Press Release – Finalists Announced For 4th Annual Betty Jane France Humanitarian Award

Taken from Facebook

Taken from Facebook

DAYTONA BEACH, FLA., Betty Jane France Humanitarian Award –  The national finalists for the Fourth Annual Betty Jane France Humanitarian Award  were announced at Kansas Speedway by The NASCAR Foundation, kicking off the voting process for fans at www.NASCAR.com/award.

The Betty Jane France Humanitarian Award honors the unwavering commitment that The NASCAR Foundation Chairwoman Betty Jane France has demonstrated through philanthropy and community service. The award is presented annually to a dedicated NASCAR fan that has made a profound impact on the lives of children in his or her local community.

This year’s impressive group of finalists includes: Tammy Anderson-Lee, representing Autism Society San Diego where she has developed adaptive swimming programs for children with autism; Amber Larkin of Windermere, Florida, founder of the Noah’s Light Foundation, which is engaged in the fight against pediatric brain cancer; Chris McElwee of Fort Washington, Pennsylvania, founder of Michael’s Way, an organization providing financial assistance to families of children with cancer; and Daniel Noltemeyer of Louisville, Kentucky, who helped establish Best Buddies Kentucky, which promotes social inclusion for people with developmental disabilities.

“These finalists personify what our award is all about,” said France. “They demonstrate commitment and compassion, putting their hearts and souls into their volunteer efforts that benefit those in need. These are four very special NASCAR fans. We are honored to have them as our 2014 award finalists.”

Taken from Facebook

Taken from Facebook

The finalist with the most votes will receive $100,000 for the children’s charity they represent and personally receive a 2015 Toyota Camry provided by Toyota, the award’s 2014 Official Car Sponsor. The three remaining finalists will earn a donation of $25,000 for their children’s charity from The NASCAR Foundation. Additionally, each finalist will also receive an at-track VIP experience during the Chase for the NASCAR Sprint Cup.

The national winner will be announced on Friday, Dec. 5 during the NASCAR Sprint Cup Series Awards show at Wynn Las Vegas, which will be nationally televised live on FOX Sports 2.

“With each year, the Betty Jane France Humanitarian Award has grown in terms of awareness and prestige,” said NASCAR Foundation Executive Director Lorene King. “And for that, we are indebted to our sport’s fans. Their support has been vital each and every year with our online voting turnout. We ask again for their support this year.”

Voting is now open at www.NASCAR.com/award and concludes at 11:59 p.m. ET on Dec. 4. Fans can join the conversation on Facebook and Twitter using the hashtag #BJFHAward.

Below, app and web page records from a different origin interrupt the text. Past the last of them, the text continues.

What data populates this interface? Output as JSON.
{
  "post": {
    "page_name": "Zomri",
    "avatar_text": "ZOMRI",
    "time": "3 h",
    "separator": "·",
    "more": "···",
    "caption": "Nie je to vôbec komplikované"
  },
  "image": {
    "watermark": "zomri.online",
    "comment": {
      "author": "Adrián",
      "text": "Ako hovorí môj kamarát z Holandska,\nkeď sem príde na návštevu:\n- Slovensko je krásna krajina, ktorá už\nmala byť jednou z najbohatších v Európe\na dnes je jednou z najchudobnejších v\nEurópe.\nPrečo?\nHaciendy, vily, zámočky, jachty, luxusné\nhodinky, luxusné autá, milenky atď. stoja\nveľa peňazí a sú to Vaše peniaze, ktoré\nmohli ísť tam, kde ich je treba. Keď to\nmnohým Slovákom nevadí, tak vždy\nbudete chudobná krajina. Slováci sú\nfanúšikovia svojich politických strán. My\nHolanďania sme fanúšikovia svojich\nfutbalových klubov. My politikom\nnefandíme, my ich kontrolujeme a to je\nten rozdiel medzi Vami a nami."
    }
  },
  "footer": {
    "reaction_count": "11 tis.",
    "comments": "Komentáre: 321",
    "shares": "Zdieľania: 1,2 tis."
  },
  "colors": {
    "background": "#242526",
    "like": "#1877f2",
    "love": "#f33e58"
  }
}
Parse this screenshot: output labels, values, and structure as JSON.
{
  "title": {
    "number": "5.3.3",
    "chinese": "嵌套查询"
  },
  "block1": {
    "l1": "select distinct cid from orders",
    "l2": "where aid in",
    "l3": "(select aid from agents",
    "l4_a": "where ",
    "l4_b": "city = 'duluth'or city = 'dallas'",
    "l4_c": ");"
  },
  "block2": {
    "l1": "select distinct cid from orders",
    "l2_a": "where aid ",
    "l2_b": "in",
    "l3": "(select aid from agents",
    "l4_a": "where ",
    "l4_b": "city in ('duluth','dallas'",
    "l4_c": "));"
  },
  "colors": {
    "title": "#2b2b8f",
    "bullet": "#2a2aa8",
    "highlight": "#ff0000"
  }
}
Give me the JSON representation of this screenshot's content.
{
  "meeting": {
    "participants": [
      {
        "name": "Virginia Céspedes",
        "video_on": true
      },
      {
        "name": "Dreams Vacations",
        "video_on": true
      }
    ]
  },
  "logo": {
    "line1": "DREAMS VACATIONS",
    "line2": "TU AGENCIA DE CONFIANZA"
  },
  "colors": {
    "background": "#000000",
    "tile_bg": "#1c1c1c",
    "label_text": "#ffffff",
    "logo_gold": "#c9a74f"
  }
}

The Finalists are:

Tammy Anderson-Lee (San Diego, California) has volunteered her service to Autism Society San Diego for the last 13 years, developing techniques to teach autistic children how to swim. Drowning is the leading cause of death for children with autism under the age of 14. She has created the “Pool PALS” (Pool for Persons with Autism Learning to Win) program, an innovative initiative consisting of three components: an adaptive swimming lesson program; free monthly pool and pizza parties for the children involved; and the “Surf Camp for Persons with Autism.”

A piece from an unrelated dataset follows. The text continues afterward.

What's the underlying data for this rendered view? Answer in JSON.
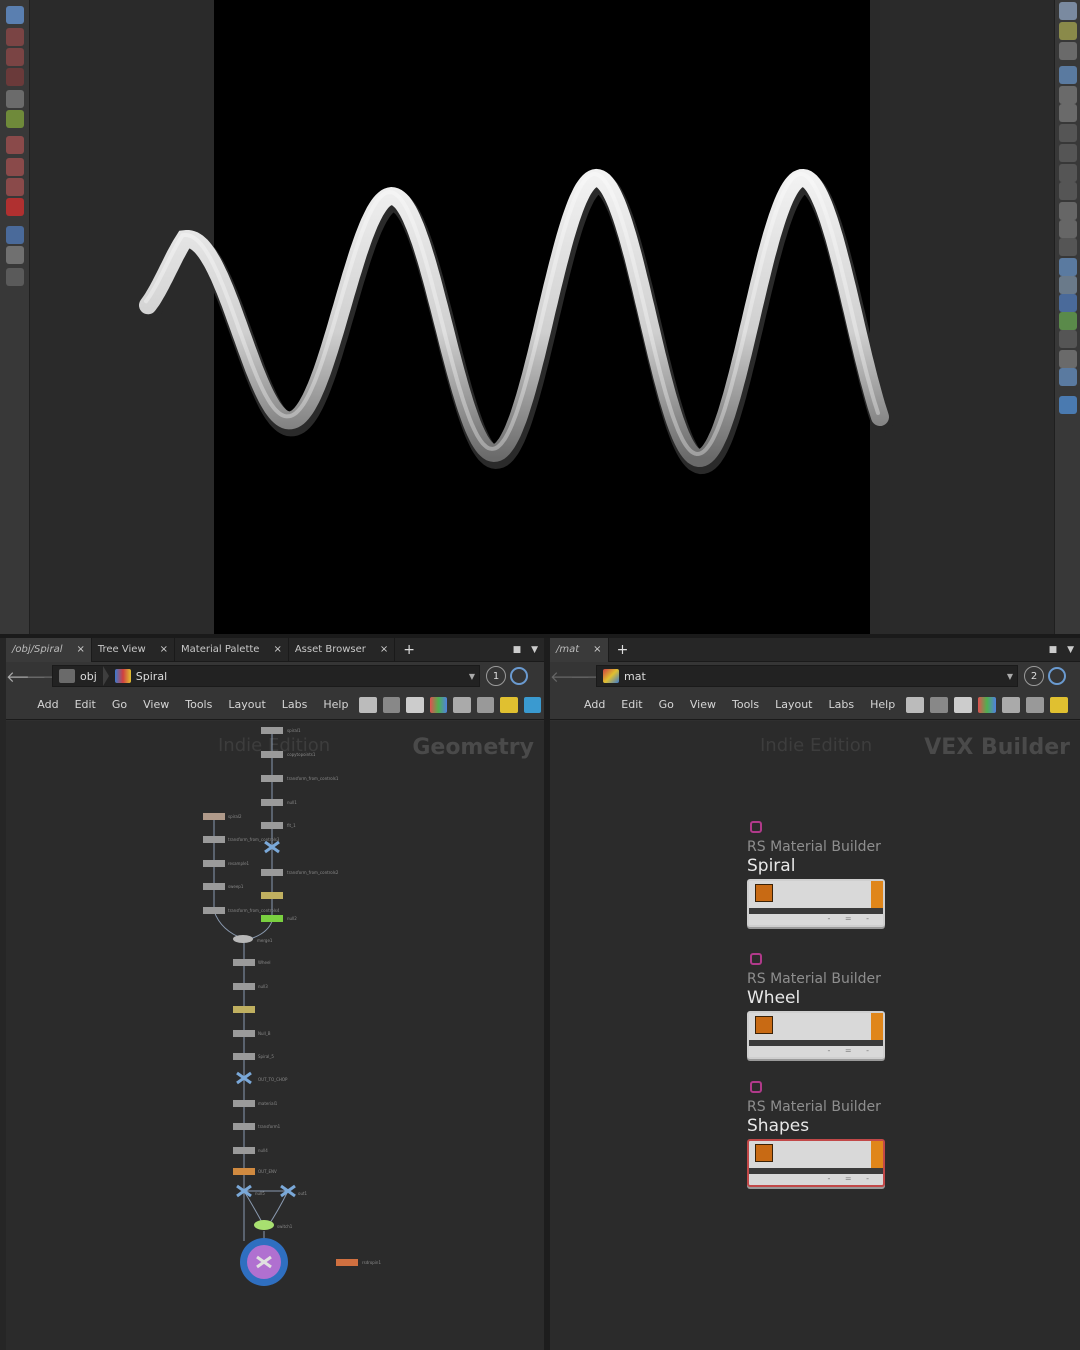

Amber Larkin (Windermere, Florida) founded the Noah’s Light Foundation in 2010. At the time, her young son Noah was one year into a battle with pediatric brain cancer, a fight he tragically would lose in 2012. The Noah’s Light Foundation’s mission is to find a cure for pediatric brain cancer by supporting visionary doctors in pediatric oncology, funding new research, raising awareness, and enriching the lives of the brave children struggling with the disease. Larkin is championing the development of a new protocol called “NOAH Protocol” that hopefully will lead to a cure for brain cancer.

Chris McElwee (Fort Washington, Pennsylvania) lost his brother to leukemia, a personal tragedy that led to him founding Michael’s Way in 1996. The organization’s mission is to lessen the financial burden on families of children with cancer. Since Michael’s Way was formed, approximately $400,000 has been distributed annually to families in need. McElwee is credited with raising millions of dollars himself over the years. One hundred percent of all donations received by Michael’s Way go directly to families affect by children’s cancer.

Daniel Noltemeyer (Louisville, Kentucky) is a 32-year-old with Down syndrome who was the driving force behind the establishment of Best Buddies Kentucky, part of the national Best Buddies social inclusion program for people with disabilities. Noltemeyer writes and speaks extensively to foster awareness of Best Buddies Kentucky. In 2012, he wrote an editorial in the Louisville Courier Journal that addressed discrimination often experienced by people with Intellectual Development Disabilities. Noltemeyer also is a high-profile Best Buddies Ambassador for Best Buddies International.

To learn more about the Betty Jane France Humanitarian Award and each of the national finalists, please visit.the NASCAR website here.